A leveraged buyout of the company would realize at least five benefits: the ability to extend end-to-end IT solutions capabilities; hire additional sales personnel; compete aggressively in emerging countries; invest in the PC and tablet business; and accelerate delivery of a simplified and enhanced customer experience, according to the email, which was included in a document filed with the Securities and Exchange Commission.
Among the additional sales staff, Dell plans to increase support for its Partner Direct program for solution providers, Dell wrote.
"Our goal is to increase sales coverage and expand the depth of partnerships with channel partners in our Partner Direct program. We also expect to significantly increase investment in training for both new and existing sales personnel, including our channel partners," he wrote.
Meanwhile, a go-private deal would allow Dell to make significant investments in research and development, capital expenditures and other personnel additions, Dell wrote.
"This includes hiring additional R&D, services and sales personnel in order to extend the depth and breadth of our capabilities and to increase the number of customers to whom such services and solutions are provided," wrote Dell in the email.
Additional investments are required in converged infrastructure solutions, software, cloud solutions, application development and modernization, consulting and managed security services, according to Dell. Additional acquisitions would be likely in order to complete the transaction, he wrote.
In the PC space, Dell's strategy has been to maximize gross margins. But, that would change to focus on maximizing revenue and cash flow growth "with the goal of improving long-term sales and competitive positioning," Dell wrote to employees.

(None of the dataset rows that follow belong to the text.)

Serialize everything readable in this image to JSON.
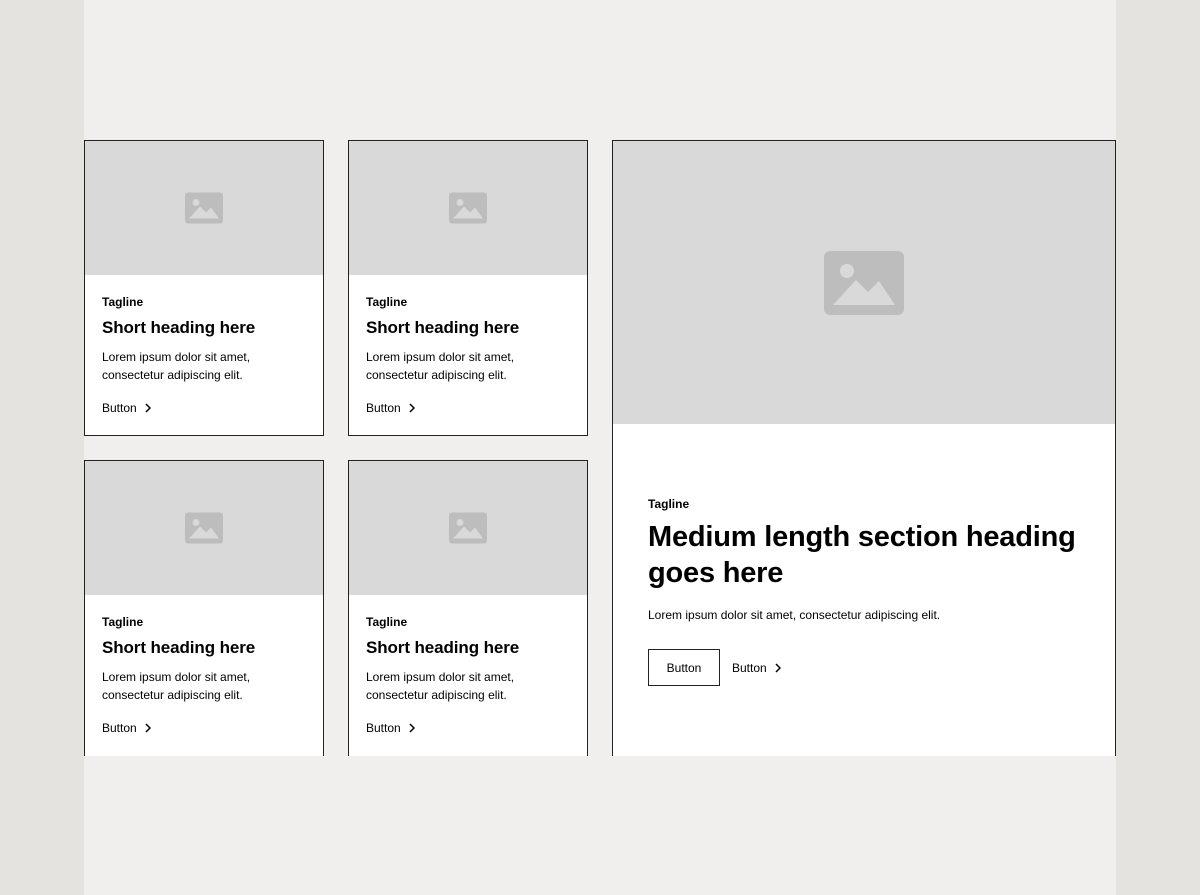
{
  "cards": [
    {
      "tagline": "Tagline",
      "heading": "Short heading here",
      "body": "Lorem ipsum dolor sit amet, consectetur adipiscing elit.",
      "button": "Button",
      "image_icon": "image-placeholder-icon"
    },
    {
      "tagline": "Tagline",
      "heading": "Short heading here",
      "body": "Lorem ipsum dolor sit amet, consectetur adipiscing elit.",
      "button": "Button",
      "image_icon": "image-placeholder-icon"
    },
    {
      "tagline": "Tagline",
      "heading": "Short heading here",
      "body": "Lorem ipsum dolor sit amet, consectetur adipiscing elit.",
      "button": "Button",
      "image_icon": "image-placeholder-icon"
    },
    {
      "tagline": "Tagline",
      "heading": "Short heading here",
      "body": "Lorem ipsum dolor sit amet, consectetur adipiscing elit.",
      "button": "Button",
      "image_icon": "image-placeholder-icon"
    }
  ],
  "feature": {
    "tagline": "Tagline",
    "heading": "Medium length section heading goes here",
    "body": "Lorem ipsum dolor sit amet, consectetur adipiscing elit.",
    "primary_button": "Button",
    "secondary_button": "Button",
    "image_icon": "image-placeholder-icon"
  },
  "colors": {
    "outer_background": "#e4e3df",
    "page_background": "#f0efed",
    "image_placeholder": "#d9d9d9",
    "placeholder_icon": "#bdbdbd",
    "border": "#222222"
  }
}
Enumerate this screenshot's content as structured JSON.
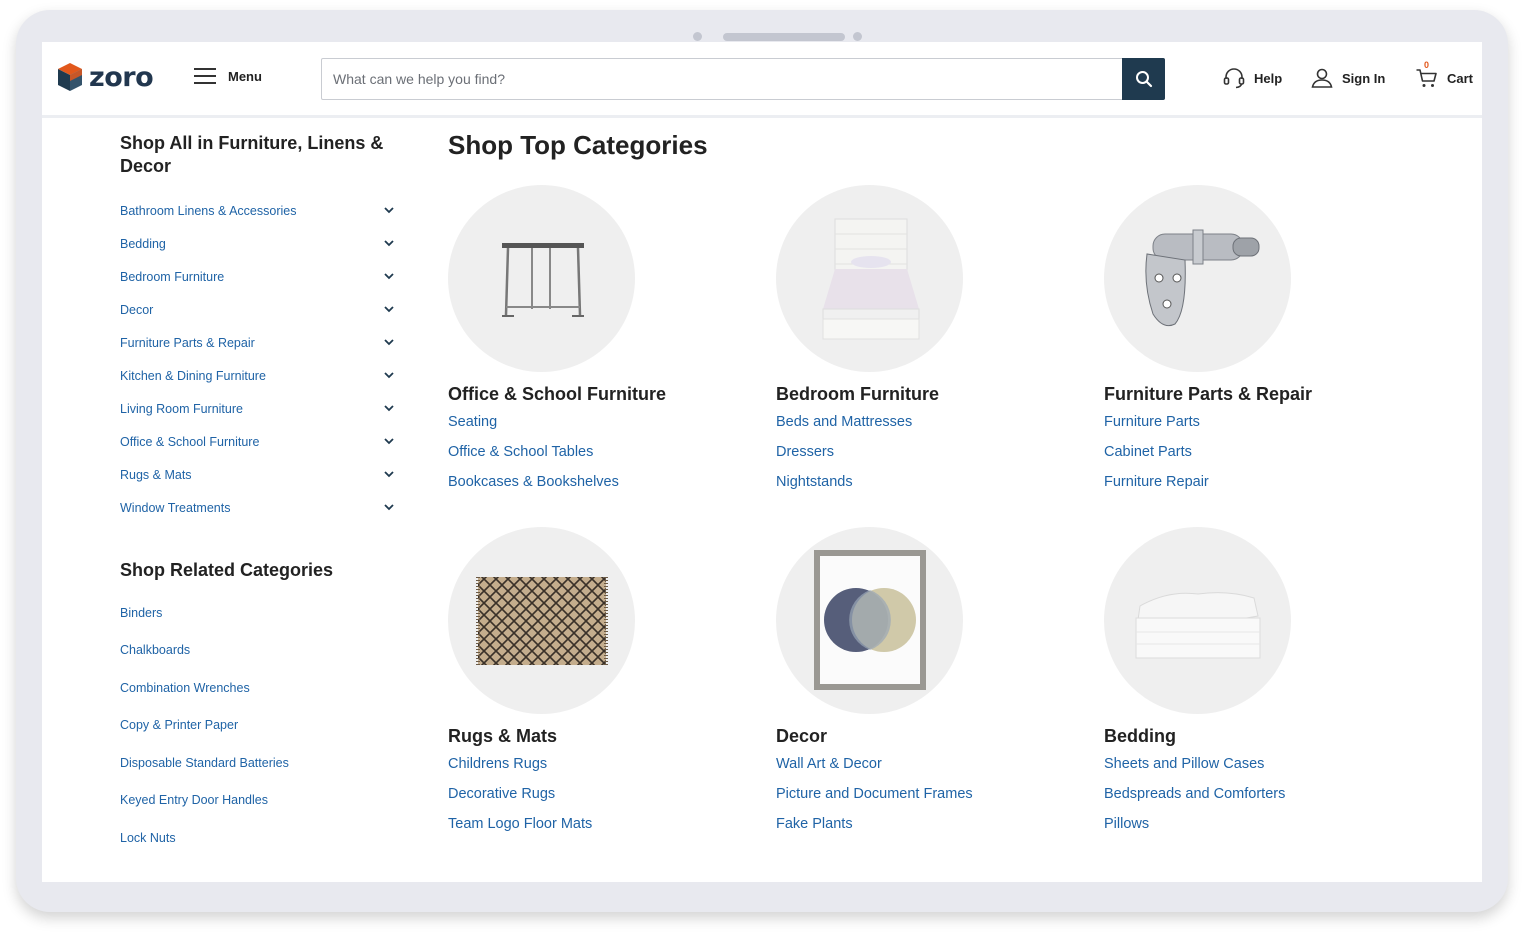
{
  "header": {
    "logo_text": "zoro",
    "menu_label": "Menu",
    "search_placeholder": "What can we help you find?",
    "help_label": "Help",
    "signin_label": "Sign In",
    "cart_label": "Cart",
    "cart_count": "0"
  },
  "sidebar": {
    "title": "Shop All in Furniture, Linens & Decor",
    "items": [
      "Bathroom Linens & Accessories",
      "Bedding",
      "Bedroom Furniture",
      "Decor",
      "Furniture Parts & Repair",
      "Kitchen & Dining Furniture",
      "Living Room Furniture",
      "Office & School Furniture",
      "Rugs & Mats",
      "Window Treatments"
    ],
    "related_title": "Shop Related Categories",
    "related": [
      "Binders",
      "Chalkboards",
      "Combination Wrenches",
      "Copy & Printer Paper",
      "Disposable Standard Batteries",
      "Keyed Entry Door Handles",
      "Lock Nuts"
    ]
  },
  "main": {
    "title": "Shop Top Categories",
    "categories": [
      {
        "name": "Office & School Furniture",
        "links": [
          "Seating",
          "Office & School Tables",
          "Bookcases & Bookshelves"
        ]
      },
      {
        "name": "Bedroom Furniture",
        "links": [
          "Beds and Mattresses",
          "Dressers",
          "Nightstands"
        ]
      },
      {
        "name": "Furniture Parts & Repair",
        "links": [
          "Furniture Parts",
          "Cabinet Parts",
          "Furniture Repair"
        ]
      },
      {
        "name": "Rugs & Mats",
        "links": [
          "Childrens Rugs",
          "Decorative Rugs",
          "Team Logo Floor Mats"
        ]
      },
      {
        "name": "Decor",
        "links": [
          "Wall Art & Decor",
          "Picture and Document Frames",
          "Fake Plants"
        ]
      },
      {
        "name": "Bedding",
        "links": [
          "Sheets and Pillow Cases",
          "Bedspreads and Comforters",
          "Pillows"
        ]
      }
    ]
  },
  "colors": {
    "link": "#1f63a6",
    "brand_navy": "#1f3a4f",
    "brand_orange": "#e2581c"
  }
}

Meanwhile, Dell also said he's challenged the company's ESG team to become the No. 1 server company, in terms of market share, in fiscal 2014.

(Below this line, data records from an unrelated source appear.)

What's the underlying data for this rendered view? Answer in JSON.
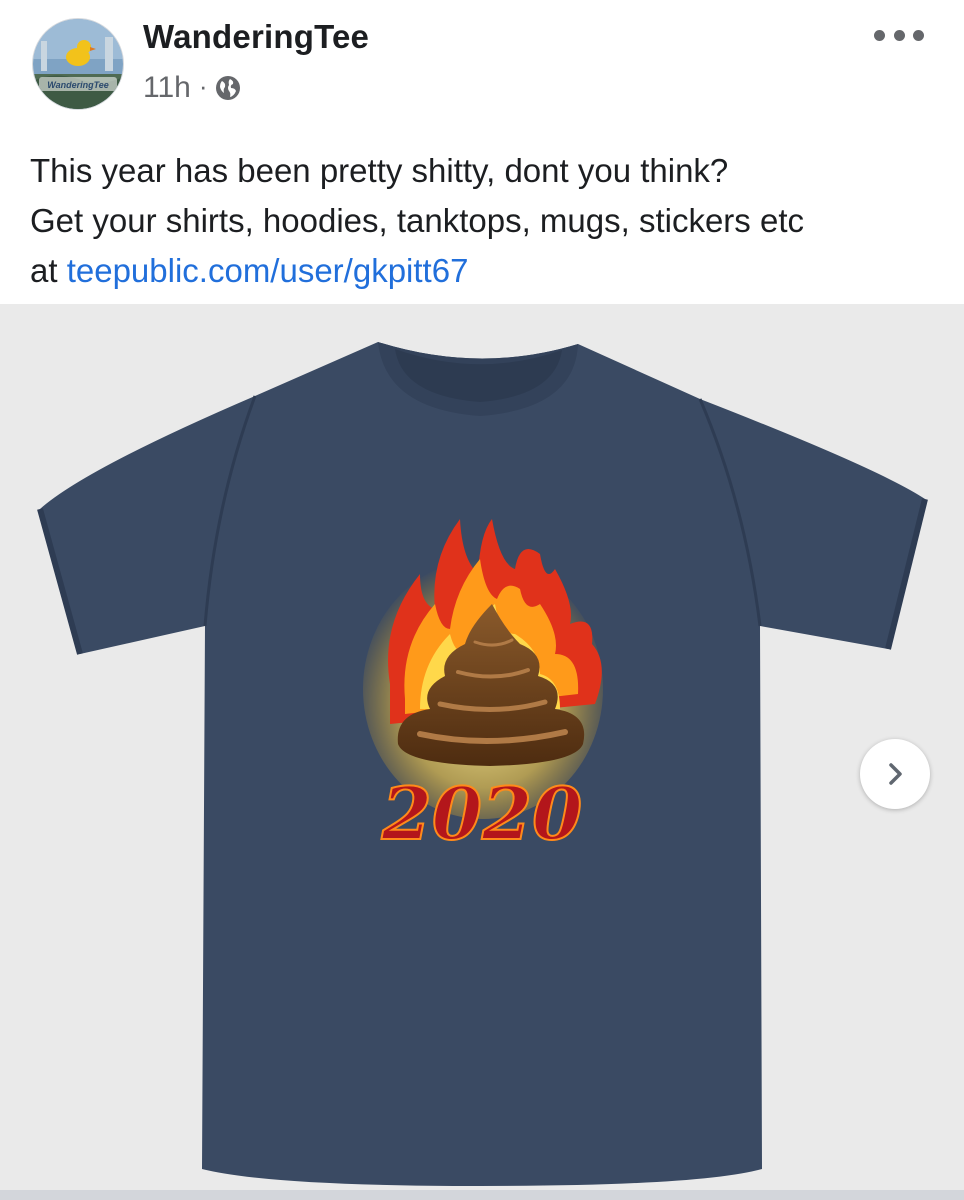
{
  "post": {
    "author": {
      "name": "WanderingTee",
      "avatar_caption": "WanderingTee"
    },
    "meta": {
      "time": "11h",
      "separator": "·",
      "audience_icon": "globe-icon"
    },
    "more_icon": "more-horizontal-icon",
    "text": {
      "line1": "This year has been pretty shitty, dont you think?",
      "line2": "Get your shirts, hoodies, tanktops, mugs, stickers etc",
      "line3_prefix": "at ",
      "link": "teepublic.com/user/gkpitt67"
    },
    "media": {
      "shirt_color": "#3a4a63",
      "background_color": "#eaeaea",
      "print_text": "2020",
      "print_text_color": "#b3161b",
      "next_icon": "chevron-right-icon"
    }
  },
  "colors": {
    "text": "#1c1e21",
    "secondary": "#65676b",
    "link": "#216fdb"
  }
}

"It is an exciting and achievable goal, which will put us in a strong position as converged infrastructure increasingly places compute at the heart of the data center," Dell wrote.
Dell reached agreement with Silver Lake Partners in February to take the company private for $13.65 per share, about $24.4 billion.
But, two other companies, The Blackstone Group and Icahn Enterprises, submitted bids during the "go-shop" period, and Dell is continuing conversations with all parties, the company said.
PUBLISHED APRIL 2, 2013